Assigned task:
Pull every line with "text" from the entries below.

Records shown:
━━━━━━━━
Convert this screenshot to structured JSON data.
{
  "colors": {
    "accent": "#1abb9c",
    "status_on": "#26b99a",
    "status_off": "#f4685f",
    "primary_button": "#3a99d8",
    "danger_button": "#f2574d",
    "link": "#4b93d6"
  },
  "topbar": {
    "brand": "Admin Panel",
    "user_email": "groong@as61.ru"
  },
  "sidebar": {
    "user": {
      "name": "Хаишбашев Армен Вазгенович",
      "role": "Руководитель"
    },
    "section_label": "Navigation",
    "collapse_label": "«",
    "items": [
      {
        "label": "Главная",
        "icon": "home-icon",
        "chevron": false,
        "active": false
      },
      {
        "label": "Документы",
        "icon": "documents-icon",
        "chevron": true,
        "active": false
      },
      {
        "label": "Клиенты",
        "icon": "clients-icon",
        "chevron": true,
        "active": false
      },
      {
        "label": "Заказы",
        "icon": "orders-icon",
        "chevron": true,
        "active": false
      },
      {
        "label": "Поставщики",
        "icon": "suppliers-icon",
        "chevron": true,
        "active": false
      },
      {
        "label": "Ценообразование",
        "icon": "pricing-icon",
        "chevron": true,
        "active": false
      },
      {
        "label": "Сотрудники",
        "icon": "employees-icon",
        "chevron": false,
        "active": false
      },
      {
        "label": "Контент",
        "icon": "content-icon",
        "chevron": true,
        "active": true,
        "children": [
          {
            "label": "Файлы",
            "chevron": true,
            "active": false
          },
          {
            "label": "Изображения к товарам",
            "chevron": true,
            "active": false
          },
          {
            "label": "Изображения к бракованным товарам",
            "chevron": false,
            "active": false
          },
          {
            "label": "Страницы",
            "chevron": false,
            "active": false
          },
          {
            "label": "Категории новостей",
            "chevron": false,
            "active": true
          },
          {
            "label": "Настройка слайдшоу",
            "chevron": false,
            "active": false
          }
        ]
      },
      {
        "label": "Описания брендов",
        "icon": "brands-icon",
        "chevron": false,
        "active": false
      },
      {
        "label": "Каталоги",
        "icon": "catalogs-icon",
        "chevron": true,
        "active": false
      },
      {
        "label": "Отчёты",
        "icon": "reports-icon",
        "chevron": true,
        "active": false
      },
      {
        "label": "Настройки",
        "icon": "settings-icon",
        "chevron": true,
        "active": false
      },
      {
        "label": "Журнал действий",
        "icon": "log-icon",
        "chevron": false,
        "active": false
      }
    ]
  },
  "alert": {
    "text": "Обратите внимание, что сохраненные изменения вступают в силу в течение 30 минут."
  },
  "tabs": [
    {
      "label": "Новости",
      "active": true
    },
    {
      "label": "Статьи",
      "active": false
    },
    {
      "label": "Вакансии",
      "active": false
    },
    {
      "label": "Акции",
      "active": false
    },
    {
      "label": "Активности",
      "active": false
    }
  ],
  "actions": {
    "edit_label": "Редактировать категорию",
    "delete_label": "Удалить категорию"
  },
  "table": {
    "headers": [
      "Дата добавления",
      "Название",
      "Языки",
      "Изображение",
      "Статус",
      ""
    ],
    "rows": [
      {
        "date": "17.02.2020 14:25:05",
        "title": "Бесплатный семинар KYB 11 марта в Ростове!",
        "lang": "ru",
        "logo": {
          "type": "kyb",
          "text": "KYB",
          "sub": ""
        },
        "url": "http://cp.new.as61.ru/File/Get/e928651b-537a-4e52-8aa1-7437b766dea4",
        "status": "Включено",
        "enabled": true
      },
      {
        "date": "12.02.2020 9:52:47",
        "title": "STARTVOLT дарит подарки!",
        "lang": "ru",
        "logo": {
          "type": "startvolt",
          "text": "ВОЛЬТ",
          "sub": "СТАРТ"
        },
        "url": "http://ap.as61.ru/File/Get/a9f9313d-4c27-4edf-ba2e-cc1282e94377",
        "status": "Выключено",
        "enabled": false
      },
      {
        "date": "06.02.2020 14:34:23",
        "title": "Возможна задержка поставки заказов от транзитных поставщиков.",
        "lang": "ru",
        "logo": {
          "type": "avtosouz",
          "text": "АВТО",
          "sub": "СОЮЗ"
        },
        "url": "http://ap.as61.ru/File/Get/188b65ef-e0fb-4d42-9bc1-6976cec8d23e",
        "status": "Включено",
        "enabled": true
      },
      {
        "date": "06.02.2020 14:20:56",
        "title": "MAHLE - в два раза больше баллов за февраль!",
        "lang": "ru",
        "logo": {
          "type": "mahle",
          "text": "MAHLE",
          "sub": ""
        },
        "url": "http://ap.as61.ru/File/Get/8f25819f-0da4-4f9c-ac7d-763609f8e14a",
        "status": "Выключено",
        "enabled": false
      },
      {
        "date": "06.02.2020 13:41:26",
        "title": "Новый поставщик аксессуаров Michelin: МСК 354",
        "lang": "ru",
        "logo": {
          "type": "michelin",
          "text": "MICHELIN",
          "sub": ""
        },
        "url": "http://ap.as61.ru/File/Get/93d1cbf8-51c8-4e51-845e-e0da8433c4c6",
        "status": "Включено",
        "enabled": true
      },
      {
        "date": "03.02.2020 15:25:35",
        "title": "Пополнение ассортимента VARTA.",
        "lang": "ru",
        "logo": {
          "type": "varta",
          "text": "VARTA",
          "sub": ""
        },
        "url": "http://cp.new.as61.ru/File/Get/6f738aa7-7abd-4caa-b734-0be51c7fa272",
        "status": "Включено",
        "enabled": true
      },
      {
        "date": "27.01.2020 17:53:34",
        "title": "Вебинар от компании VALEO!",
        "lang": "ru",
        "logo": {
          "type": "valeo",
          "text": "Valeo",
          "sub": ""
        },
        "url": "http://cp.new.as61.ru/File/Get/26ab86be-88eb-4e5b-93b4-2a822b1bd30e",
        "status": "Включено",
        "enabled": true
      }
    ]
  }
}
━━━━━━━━
Your response:
    "text": "Обратите внимание, что сохраненные изменения вступают в силу в течение 30 минут."
          "text": "KYB",
          "text": "ВОЛЬТ",
          "text": "АВТО",
          "text": "MAHLE",
          "text": "MICHELIN",
          "text": "VARTA",
          "text": "Valeo",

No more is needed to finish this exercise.